Variety first reported the news. For context: Twitter generated revenue of $2.4 billion in 2017, and ended the year with $4.4 billion in cash and short-term investments.
Twitter’s SoundCloud writedown isn’t a surprise, since almost all of SoundCloud’s existing investors were crammed down in a last-ditch funding deal last summer, which also brought in a new management team.
But it should be a formal coda to Twitter’s on-off infatuation with SoundCloud. Two years before the investment, Twitter had looked at buying SoundCloud for more than $1 billion, but didn’t.
And it’s a reminder that even though consumers have embraced free and paid music streaming services, the companies that run those services generally aren’t making a profit.
For giant tech guys like Apple and Google who run streaming music as a side business, that’s probably OK. For standalone companies like Pandora and Spotify, that’s not (reminder: Spotify is planning on going public in the next couple months).
Meanwhile SoundCloud, which had been pushing a $10-a-month subscription service like the one Apple and Spotify offer, is changing its strategy.
The new plan, as outlined by CEO Kerry Trainor at our Code Media conference this month: Focus on a more limited $5-a-month plan, as well as a renewed emphasis on a subscription service SoundCloud has always sold to music creators, producers and other prosumers.
Here’s my Code Media chat with Trainor:
Late rocker David Bowie memorably played the Goblin King in the 1986 fantasy cult classic.
From the producers of Fruitvale Station and Dope comes Netflix's new biopic unpacking the life of New York rapper Roxanne Shanté.
A Sundance favourite, Roxanne Roxanne follows the turbulent life of the 14-year-old Queens battle MC, set in the early 1980s. Shanté made a name for herself as part of the Juice Crew collective, breaking through with her one-take freestyle response to a derogatory UTFO single dubbed "Roxanne Roxanne."
Starring Mahershala Ali, Nia Long, Beastie Boys’ Ad-Rock (Adam Horovitz) and introducing Chanté Adams, the film will land on Netflix March 23.
Pharrell Williams, Mimi Valdes, and Forest Whitaker all co-produced, so expect one heck of a soundtrack. Read more...More about Movies, Netflix, Hip Hop, Rapper, and Netflix Original Film
I saw Black Panther twice over the holiday weekend and both times times I was asked by the (in one instance white) people I saw it with what I thought. The first time […]
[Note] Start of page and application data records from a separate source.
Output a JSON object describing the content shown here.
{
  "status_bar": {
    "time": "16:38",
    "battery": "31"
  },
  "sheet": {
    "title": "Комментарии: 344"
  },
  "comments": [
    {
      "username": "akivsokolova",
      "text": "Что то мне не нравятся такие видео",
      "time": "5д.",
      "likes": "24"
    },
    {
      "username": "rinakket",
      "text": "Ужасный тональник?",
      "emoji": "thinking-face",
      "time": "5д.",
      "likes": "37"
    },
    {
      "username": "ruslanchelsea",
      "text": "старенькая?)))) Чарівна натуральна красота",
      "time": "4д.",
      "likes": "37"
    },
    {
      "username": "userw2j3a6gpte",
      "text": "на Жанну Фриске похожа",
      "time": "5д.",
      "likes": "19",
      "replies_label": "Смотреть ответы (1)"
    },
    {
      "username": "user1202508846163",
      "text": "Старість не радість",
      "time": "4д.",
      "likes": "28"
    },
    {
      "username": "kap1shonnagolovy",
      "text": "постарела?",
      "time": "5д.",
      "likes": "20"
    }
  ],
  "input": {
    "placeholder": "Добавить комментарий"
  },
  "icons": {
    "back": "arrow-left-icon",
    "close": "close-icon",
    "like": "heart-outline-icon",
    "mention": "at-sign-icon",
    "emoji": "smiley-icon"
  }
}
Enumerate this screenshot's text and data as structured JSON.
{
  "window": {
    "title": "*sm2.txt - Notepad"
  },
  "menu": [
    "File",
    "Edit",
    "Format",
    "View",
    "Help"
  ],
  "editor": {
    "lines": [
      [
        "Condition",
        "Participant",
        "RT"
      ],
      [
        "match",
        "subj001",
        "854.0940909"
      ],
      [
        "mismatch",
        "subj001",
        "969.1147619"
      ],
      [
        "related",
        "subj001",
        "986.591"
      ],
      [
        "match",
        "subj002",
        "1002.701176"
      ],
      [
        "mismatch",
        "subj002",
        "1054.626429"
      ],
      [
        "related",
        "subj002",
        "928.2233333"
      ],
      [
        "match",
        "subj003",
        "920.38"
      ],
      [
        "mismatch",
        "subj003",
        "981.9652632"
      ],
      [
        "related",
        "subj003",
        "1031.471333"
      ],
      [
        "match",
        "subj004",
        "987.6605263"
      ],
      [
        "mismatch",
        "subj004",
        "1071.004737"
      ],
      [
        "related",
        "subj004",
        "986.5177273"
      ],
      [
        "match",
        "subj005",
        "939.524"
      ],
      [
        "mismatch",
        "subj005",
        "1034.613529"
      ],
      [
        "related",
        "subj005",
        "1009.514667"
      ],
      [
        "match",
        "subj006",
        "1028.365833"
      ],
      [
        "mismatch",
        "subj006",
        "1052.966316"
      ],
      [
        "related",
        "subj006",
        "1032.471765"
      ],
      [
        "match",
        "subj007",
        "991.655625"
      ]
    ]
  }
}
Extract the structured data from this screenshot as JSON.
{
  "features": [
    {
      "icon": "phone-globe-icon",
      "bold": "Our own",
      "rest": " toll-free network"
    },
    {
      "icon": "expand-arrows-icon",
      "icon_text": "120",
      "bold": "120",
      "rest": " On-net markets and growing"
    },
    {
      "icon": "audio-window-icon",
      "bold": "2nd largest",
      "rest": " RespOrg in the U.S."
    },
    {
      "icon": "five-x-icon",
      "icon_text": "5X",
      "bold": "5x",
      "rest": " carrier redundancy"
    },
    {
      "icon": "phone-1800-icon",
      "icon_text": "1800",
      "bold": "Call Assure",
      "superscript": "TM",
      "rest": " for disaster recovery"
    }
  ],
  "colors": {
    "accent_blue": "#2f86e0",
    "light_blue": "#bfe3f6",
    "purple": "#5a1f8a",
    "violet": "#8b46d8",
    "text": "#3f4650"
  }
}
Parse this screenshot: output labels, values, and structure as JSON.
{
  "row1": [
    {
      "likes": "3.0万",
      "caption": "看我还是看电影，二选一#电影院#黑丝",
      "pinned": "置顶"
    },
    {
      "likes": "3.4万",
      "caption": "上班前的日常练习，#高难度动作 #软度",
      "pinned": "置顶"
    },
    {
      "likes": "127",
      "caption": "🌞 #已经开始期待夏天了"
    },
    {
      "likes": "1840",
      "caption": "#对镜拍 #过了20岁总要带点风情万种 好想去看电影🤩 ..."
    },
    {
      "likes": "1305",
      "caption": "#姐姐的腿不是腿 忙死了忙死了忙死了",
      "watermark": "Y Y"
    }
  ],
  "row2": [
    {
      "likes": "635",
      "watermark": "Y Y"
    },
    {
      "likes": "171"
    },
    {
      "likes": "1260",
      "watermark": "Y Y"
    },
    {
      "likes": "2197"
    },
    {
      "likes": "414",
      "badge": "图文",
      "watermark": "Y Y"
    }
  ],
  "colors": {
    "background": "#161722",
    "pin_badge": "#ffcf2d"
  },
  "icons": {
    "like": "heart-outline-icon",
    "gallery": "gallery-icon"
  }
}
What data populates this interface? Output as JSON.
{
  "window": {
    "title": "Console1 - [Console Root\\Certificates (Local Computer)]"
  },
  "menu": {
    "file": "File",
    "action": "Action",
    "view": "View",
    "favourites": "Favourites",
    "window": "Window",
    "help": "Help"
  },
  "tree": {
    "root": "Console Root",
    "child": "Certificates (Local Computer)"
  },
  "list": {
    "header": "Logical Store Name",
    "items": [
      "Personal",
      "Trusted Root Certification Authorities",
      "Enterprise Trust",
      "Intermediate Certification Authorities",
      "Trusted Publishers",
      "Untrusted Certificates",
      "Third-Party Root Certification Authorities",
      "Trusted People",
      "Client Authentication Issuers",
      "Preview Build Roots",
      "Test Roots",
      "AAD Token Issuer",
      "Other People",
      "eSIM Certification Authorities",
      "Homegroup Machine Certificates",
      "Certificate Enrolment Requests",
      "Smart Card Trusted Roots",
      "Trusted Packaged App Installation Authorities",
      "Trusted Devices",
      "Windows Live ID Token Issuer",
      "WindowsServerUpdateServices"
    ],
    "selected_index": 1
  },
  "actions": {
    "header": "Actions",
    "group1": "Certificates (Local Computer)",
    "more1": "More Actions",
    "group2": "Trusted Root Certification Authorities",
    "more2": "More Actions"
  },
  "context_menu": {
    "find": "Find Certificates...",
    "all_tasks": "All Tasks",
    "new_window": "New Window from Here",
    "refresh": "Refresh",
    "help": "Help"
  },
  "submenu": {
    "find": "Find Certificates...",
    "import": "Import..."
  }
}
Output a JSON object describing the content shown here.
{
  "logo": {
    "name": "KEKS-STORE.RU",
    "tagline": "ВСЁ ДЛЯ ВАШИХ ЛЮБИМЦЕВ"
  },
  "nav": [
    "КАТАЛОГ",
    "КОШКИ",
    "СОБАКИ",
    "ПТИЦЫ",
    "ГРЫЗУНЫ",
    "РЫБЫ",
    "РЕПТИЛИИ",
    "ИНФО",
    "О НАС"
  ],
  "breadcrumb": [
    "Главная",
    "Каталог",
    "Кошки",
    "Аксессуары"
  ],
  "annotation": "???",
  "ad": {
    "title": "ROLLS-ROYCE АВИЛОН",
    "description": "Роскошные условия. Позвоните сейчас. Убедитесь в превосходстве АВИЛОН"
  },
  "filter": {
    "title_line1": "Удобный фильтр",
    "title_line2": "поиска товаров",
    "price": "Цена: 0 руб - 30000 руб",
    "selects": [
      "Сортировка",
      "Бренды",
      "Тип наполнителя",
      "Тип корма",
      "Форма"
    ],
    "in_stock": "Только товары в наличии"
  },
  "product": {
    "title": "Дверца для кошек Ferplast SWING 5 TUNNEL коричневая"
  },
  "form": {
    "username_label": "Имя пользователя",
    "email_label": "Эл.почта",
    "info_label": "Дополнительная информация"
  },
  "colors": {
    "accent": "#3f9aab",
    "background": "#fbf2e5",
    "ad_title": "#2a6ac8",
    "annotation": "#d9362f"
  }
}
It’s hardly a surprise that too much alcohol is bad for the body, including the brain. But a new study published Tuesday in The Lancet suggests that even doctors are underestimating its impact on our risk of developing dementia.
Paramount is now collaborating with Sega to bring the iconic mascot to the big screen November 15, 2019. The adaption will include a mix of CGI and live action, meaning Sonic will hang around humans.
The post ‘Sonic the Hedgehog’ adaptation racing to theaters next fall appeared first on Digital Trends.